  14. Masayuki Kudamatsu, 2007. "Has Democratization Reduced Infant Mortality in Sub-Saharan Africa? Evidence from Micro Data," ISER Discussion Paper 0685, Institute of Social and Economic Research, Osaka University.
  15. Christa N. Brunnschweiler & Erwin H. Bulte, 2006. "The Resource Curse Revisited and Revised: A Tale of Paradoxes and Red Herrings," CER-ETH Economics working paper series 06/61, CER-ETH - Center of Economic Research (CER-ETH) at ETH Zurich.
  16. Duflo, Esther, 2012. "Women's Empowerment and Economic Development," CEPR Discussion Papers 8734, C.E.P.R. Discussion Papers.
  17. Nicholas Wilson, 2010. "Economic Booms and Risky Sexual Behavior: Evidence from Zambian Copper Mining Cities," Department of Economics Working Papers 2010-21, Department of Economics, Williams College, revised Oct 2011.
  18. Guy Michaels, 2011. "The Long Term Consequences of Resource‐Based Specialisation," Economic Journal, Royal Economic Society, vol. 121(551), pages 31-57, March.
  19. Oeindrila Dube & Juan F. Vargas, 2013. "Commodity Price Shocks and Civil Conflict: Evidence from Colombia," Review of Economic Studies, Oxford University Press, vol. 80(4), pages 1384-1421.
  20. Wilson, Nicholas, 2012. "Economic booms and risky sexual behavior: Evidence from Zambian copper mining cities," Journal of Health Economics, Elsevier, vol. 31(6), pages 797-812.
  21. Catherine Norman, 2009. "Rule of Law and the Resource Curse: Abundance Versus Intensity," Environmental & Resource Economics, European Association of Environmental and Resource Economists, vol. 43(2), pages 183-207, June.
  22. Hilson, Gavin, 2009. "Small-scale mining, poverty and economic development in sub-Saharan Africa: An overview," Resources Policy, Elsevier, vol. 34(1-2), pages 1-5.
Full references (including those not matched with items on IDEAS)

Citations

Lists

This item is not listed on Wikipedia, on a reading list or among the top items on IDEAS.

Statistics

Access and download statistics

Corrections

When requesting a correction, please mention this item's handle: RePEc:oxf:oxcrwp:114. See general information about how to correct material in RePEc.

For technical questions regarding this item, or to correct its authors, title, abstract, bibliographic or download information, contact: (Celia Kingham).

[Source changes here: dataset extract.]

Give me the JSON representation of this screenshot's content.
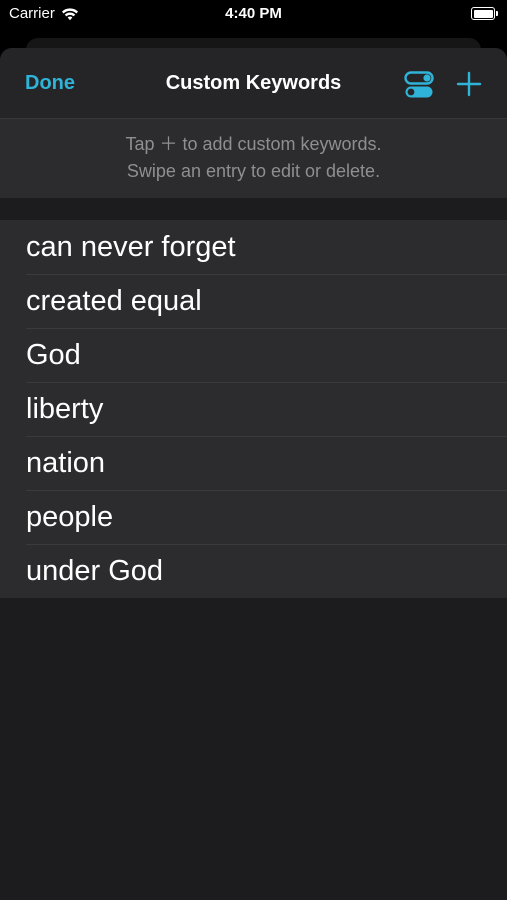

If you have authored this item and are not yet registered with RePEc, we encourage you to do it here. This allows to link your profile to this item. It also allows you to accept potential citations to this item that we are uncertain about.

If references are entirely missing, you can add them using this form.

If the full references list an item that is present in RePEc, but the system did not link to it, you can help with this form.

If you know of missing items citing this one, you can help us creating those links by adding the relevant references in the same way as above, for each refering item. If you are a registered author of this item, you may also want to check the "citations" tab in your profile, as there may be some citations waiting for confirmation.

Please note that corrections may take a couple of weeks to filter through the various RePEc services.